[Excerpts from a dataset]
-------
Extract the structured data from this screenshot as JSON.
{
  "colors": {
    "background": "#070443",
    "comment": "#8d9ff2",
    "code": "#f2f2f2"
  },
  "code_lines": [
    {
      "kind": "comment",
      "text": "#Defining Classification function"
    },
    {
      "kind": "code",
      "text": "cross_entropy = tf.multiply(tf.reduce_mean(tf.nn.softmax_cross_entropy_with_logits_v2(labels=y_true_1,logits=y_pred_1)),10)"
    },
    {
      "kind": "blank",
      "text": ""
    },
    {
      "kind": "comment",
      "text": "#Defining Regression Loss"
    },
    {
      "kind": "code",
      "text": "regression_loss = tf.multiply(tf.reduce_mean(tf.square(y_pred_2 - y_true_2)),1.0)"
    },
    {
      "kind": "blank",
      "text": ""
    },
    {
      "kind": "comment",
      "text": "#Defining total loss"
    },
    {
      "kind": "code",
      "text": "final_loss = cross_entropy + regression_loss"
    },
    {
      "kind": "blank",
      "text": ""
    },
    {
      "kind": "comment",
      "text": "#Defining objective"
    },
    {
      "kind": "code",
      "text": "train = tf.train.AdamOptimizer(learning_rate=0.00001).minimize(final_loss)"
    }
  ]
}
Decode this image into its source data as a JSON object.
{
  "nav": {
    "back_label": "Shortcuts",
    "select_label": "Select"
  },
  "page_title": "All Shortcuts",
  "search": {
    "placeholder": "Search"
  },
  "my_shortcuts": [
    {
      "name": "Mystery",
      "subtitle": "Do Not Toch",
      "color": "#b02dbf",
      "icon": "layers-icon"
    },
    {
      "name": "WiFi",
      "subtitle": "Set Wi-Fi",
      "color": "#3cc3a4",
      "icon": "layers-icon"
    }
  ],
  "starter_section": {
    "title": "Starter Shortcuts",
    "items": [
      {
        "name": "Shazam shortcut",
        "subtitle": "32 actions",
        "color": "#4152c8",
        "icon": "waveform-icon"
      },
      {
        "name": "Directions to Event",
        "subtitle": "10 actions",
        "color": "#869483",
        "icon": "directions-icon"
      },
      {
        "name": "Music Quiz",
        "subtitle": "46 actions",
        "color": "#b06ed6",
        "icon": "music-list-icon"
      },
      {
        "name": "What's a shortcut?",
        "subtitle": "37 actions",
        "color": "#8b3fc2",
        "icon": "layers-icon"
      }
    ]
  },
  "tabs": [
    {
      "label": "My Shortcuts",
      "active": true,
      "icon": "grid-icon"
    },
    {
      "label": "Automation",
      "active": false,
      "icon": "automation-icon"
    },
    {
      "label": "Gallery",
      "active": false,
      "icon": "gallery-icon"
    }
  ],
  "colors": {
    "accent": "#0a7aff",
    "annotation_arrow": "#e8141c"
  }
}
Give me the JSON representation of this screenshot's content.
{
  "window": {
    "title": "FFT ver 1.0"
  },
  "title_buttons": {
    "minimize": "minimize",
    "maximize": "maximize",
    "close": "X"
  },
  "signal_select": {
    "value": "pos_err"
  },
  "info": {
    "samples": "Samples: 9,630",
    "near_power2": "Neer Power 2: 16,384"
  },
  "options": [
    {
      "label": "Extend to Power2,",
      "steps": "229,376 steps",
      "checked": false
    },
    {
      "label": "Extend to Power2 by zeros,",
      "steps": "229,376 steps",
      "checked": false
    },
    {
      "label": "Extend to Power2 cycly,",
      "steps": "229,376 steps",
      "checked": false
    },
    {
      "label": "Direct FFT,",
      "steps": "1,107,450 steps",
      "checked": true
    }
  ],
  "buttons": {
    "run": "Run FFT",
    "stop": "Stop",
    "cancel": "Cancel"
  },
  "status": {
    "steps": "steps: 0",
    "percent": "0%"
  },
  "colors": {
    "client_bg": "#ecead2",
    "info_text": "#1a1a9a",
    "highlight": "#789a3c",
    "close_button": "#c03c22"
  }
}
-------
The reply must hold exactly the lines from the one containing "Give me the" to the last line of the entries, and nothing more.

[Solution to this task]
Give me the JSON representation of this screenshot's content.
{
  "window": {
    "title": "FFT ver 1.0"
  },
  "title_buttons": {
    "minimize": "minimize",
    "maximize": "maximize",
    "close": "X"
  },
  "signal_select": {
    "value": "pos_err"
  },
  "info": {
    "samples": "Samples: 9,630",
    "near_power2": "Neer Power 2: 16,384"
  },
  "options": [
    {
      "label": "Extend to Power2,",
      "steps": "229,376 steps",
      "checked": false
    },
    {
      "label": "Extend to Power2 by zeros,",
      "steps": "229,376 steps",
      "checked": false
    },
    {
      "label": "Extend to Power2 cycly,",
      "steps": "229,376 steps",
      "checked": false
    },
    {
      "label": "Direct FFT,",
      "steps": "1,107,450 steps",
      "checked": true
    }
  ],
  "buttons": {
    "run": "Run FFT",
    "stop": "Stop",
    "cancel": "Cancel"
  },
  "status": {
    "steps": "steps: 0",
    "percent": "0%"
  },
  "colors": {
    "client_bg": "#ecead2",
    "info_text": "#1a1a9a",
    "highlight": "#789a3c",
    "close_button": "#c03c22"
  }
}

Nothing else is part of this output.